What Is a Summons?
A summons is just a letter sent by the court asking you to come to court to handle your case. It does not require you to do anything except go to court. If you don’t show up to court, the judge may issue an arrest warrant for your failure to appear. A summons is used when the charge is minor, when you don’t have a criminal history, or when your attorney has negotiated for the prosecutor to file a summons instead of an arrest warrant.
What Is an Arrest Warrant?
If a criminal charge has been filed against you, then there could be a warrant issued for your arrest. An arrest warrant means that police can arrest you day or night and is enforceable even if you refuse to be arrested. An arrest warrant is used when the judge believes you pose a danger to society, when the charge is a felony, or when you have a lengthy criminal history. If you are arrested, you’ll be taken to jail and a bail amount will likely be set.
What to Do if You Believe You Could Be Arrested
If you believe you could be arrested because of a crime, contact the lawyers at Conyers & Nix immediately. We can help you possibly avoid being taken to jail. We can negotiate with the prosecutor to issue a summons instead of a warrant, we can ask that you be allowed to self surrender so you’re not arrested at home with your neighbors watching, or we can negotiate your release through pretrial supervision.
Whether you are summoned or arrested, we will be with you every step of the way and fight for your constitutional rights.
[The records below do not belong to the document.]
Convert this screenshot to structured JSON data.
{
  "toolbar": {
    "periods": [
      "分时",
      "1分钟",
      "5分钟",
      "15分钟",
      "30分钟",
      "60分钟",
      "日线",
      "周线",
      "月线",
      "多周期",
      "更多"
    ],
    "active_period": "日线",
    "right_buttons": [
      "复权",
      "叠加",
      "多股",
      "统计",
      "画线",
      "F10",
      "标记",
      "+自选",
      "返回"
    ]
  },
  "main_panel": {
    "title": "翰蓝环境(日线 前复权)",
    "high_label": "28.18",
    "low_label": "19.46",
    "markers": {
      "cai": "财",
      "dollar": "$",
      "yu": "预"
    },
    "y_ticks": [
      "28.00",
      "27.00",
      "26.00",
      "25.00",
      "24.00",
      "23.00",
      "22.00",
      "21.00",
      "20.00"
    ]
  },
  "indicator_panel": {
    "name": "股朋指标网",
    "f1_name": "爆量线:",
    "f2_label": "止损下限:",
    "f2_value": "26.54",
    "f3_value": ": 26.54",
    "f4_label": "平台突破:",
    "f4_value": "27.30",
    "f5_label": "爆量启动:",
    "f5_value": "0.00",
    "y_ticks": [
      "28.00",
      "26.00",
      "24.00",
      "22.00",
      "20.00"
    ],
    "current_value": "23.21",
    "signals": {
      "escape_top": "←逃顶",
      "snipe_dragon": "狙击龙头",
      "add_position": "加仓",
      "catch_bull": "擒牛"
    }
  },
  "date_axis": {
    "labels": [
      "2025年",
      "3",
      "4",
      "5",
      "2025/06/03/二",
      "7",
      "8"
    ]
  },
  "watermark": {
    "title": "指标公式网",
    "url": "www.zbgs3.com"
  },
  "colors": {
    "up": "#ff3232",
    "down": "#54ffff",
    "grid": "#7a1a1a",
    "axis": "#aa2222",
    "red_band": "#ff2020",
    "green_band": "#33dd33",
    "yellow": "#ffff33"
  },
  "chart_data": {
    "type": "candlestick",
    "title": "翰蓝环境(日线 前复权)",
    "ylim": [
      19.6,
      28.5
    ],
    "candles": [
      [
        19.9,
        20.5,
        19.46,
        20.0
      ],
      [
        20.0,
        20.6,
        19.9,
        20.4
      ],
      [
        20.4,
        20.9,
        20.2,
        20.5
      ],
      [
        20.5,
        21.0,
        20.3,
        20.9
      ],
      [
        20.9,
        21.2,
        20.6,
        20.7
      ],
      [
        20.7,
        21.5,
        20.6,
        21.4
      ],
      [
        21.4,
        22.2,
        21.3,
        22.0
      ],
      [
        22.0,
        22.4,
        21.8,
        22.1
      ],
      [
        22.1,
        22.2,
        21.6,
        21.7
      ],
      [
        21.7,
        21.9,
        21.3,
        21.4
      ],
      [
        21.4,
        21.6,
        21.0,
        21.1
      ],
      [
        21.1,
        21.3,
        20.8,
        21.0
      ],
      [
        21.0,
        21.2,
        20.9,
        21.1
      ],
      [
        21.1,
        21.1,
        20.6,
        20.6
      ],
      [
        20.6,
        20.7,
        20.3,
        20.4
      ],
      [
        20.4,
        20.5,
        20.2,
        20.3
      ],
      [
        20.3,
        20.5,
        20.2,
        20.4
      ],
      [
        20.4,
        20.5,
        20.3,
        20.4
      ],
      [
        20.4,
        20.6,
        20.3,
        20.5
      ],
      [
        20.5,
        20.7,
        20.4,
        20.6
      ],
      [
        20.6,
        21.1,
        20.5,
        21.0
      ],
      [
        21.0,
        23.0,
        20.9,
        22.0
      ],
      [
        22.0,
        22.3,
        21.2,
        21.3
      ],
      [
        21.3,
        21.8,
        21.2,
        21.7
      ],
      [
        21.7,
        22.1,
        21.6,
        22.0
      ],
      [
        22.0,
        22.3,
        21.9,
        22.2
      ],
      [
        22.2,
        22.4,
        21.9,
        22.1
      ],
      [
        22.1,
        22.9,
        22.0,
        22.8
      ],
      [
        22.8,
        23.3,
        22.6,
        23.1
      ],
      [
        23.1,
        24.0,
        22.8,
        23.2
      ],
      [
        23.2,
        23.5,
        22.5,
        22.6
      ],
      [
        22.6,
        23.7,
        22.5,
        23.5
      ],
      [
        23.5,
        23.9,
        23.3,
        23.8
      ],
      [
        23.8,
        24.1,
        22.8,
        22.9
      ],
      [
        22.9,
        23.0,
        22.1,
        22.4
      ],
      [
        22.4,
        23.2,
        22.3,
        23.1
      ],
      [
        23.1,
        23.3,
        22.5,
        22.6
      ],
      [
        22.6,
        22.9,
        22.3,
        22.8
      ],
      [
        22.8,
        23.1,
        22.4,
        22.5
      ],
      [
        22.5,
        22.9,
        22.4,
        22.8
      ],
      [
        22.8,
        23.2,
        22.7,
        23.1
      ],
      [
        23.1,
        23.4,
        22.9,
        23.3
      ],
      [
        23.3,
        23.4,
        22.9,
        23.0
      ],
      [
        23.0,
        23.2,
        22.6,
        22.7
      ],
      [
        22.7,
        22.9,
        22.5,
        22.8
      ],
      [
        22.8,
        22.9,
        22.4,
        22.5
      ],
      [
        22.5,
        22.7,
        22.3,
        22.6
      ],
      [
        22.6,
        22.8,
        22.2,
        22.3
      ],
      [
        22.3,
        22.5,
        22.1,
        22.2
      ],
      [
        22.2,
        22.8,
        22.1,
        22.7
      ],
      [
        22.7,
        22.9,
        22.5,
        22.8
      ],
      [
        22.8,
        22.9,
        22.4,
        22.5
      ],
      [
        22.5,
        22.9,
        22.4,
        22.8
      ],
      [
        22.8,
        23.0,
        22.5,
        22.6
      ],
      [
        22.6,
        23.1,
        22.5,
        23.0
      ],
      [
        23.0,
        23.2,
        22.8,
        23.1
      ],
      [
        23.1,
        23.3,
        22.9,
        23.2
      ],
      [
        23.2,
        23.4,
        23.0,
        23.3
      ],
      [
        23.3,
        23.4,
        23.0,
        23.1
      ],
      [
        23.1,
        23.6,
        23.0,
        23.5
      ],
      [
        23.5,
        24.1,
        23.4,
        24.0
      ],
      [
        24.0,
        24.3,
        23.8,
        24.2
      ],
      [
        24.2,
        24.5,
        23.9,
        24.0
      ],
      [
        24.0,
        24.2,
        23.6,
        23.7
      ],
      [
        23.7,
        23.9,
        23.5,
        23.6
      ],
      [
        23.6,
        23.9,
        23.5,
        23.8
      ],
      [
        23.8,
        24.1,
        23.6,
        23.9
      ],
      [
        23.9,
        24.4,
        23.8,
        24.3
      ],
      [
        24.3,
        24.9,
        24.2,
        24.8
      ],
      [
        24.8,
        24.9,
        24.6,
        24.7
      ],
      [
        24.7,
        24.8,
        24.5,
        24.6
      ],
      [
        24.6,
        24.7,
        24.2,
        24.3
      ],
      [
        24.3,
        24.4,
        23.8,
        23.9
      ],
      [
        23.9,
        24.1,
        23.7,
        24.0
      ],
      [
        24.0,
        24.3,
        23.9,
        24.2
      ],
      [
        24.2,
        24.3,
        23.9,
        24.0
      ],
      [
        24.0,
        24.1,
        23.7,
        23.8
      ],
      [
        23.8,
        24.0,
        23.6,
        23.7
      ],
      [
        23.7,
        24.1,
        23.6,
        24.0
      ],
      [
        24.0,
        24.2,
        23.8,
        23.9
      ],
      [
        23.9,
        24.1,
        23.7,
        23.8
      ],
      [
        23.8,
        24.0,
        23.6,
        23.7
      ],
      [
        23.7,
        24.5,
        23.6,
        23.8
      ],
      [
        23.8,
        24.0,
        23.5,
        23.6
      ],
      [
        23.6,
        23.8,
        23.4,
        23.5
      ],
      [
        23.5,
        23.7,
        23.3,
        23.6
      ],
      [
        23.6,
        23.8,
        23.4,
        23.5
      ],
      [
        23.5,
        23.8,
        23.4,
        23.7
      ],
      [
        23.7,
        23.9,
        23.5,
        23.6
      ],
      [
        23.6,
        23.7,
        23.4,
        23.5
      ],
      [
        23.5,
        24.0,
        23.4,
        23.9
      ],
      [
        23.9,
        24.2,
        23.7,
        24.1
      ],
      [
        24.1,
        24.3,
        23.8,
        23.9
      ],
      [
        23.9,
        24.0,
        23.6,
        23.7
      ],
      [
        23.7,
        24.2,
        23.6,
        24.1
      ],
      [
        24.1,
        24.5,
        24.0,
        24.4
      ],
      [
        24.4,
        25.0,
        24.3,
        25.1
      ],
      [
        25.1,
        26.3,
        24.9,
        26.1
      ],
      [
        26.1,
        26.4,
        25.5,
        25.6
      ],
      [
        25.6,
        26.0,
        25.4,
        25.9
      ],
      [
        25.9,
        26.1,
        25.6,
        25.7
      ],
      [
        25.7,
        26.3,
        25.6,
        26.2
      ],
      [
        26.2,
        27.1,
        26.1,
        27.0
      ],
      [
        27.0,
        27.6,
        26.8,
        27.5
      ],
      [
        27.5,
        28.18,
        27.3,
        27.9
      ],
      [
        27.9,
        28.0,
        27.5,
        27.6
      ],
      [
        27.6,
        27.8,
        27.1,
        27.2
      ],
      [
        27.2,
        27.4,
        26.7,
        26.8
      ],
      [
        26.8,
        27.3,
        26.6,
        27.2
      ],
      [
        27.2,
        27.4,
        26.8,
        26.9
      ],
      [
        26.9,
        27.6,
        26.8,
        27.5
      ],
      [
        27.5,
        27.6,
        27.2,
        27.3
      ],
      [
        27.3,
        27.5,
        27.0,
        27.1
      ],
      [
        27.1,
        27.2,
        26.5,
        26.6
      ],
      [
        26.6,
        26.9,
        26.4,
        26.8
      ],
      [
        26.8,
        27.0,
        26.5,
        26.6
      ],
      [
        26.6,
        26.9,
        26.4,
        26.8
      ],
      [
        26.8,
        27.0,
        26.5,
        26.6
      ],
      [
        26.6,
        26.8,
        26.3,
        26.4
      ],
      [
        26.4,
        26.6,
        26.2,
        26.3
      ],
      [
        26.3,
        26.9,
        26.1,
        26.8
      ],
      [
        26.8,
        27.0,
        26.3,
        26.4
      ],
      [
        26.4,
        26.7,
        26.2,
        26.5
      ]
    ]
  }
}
Our goal is to keep you out of jail and we will do everything possible to achieve that goal.